TASK PROMPT: Check every line below for the string "user". Copy the ones that have it.

"""

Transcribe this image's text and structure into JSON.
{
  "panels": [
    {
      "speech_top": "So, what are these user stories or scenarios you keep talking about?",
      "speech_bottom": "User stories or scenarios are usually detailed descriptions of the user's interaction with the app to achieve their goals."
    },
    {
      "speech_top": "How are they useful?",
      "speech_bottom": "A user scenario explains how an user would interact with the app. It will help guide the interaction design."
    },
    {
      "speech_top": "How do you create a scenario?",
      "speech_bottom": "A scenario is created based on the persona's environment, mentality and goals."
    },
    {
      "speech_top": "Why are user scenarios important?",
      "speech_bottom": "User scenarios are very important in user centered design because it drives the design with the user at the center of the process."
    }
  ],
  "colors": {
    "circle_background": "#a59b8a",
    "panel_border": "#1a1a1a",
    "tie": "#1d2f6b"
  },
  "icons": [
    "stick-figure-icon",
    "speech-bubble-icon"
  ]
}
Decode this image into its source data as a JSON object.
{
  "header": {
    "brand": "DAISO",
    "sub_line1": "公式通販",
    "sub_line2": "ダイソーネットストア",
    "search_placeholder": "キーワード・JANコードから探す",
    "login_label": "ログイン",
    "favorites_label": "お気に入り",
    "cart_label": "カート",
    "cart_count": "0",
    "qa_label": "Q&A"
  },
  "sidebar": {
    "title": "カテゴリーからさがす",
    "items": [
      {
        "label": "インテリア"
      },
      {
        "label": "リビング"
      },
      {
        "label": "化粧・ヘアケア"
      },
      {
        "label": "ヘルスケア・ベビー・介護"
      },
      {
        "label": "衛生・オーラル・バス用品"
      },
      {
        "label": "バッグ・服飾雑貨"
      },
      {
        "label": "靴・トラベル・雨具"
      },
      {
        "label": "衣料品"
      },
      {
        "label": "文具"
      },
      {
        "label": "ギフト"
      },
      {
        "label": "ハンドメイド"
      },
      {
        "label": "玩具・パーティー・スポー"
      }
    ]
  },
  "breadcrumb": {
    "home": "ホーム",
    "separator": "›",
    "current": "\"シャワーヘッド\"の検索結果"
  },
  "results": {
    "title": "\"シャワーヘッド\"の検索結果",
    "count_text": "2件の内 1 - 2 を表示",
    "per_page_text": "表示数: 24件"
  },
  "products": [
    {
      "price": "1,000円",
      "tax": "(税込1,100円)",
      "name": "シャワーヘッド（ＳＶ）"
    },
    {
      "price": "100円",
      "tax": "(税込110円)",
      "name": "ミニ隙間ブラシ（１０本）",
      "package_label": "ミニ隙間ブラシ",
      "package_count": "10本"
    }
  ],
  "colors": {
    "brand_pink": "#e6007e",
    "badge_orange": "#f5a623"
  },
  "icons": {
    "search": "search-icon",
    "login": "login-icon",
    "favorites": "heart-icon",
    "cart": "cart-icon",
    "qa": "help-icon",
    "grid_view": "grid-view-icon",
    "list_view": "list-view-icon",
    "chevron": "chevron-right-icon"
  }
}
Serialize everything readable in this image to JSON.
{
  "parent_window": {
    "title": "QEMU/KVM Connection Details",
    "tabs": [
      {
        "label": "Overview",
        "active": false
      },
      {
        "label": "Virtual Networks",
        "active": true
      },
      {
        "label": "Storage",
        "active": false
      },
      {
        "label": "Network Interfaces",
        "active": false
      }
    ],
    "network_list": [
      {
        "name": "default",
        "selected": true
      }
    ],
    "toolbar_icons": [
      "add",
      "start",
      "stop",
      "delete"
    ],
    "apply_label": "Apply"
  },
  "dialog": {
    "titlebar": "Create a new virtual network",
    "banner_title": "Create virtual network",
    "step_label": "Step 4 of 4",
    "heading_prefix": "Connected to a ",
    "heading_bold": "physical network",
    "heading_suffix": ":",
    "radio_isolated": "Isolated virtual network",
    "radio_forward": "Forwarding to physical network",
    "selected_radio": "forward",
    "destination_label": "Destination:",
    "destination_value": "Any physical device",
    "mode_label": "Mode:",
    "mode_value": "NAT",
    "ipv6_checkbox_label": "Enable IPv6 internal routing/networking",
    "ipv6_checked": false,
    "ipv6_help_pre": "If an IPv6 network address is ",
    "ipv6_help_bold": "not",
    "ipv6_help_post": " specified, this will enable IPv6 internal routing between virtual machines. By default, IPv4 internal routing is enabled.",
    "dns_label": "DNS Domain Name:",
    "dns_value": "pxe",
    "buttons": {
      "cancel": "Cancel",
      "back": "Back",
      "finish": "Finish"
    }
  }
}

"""

EXERCISE OUTPUT:
      "speech_top": "So, what are these user stories or scenarios you keep talking about?",
      "speech_bottom": "User stories or scenarios are usually detailed descriptions of the user's interaction with the app to achieve their goals."
      "speech_bottom": "A user scenario explains how an user would interact with the app. It will help guide the interaction design."
      "speech_top": "Why are user scenarios important?",
      "speech_bottom": "User scenarios are very important in user centered design because it drives the design with the user at the center of the process."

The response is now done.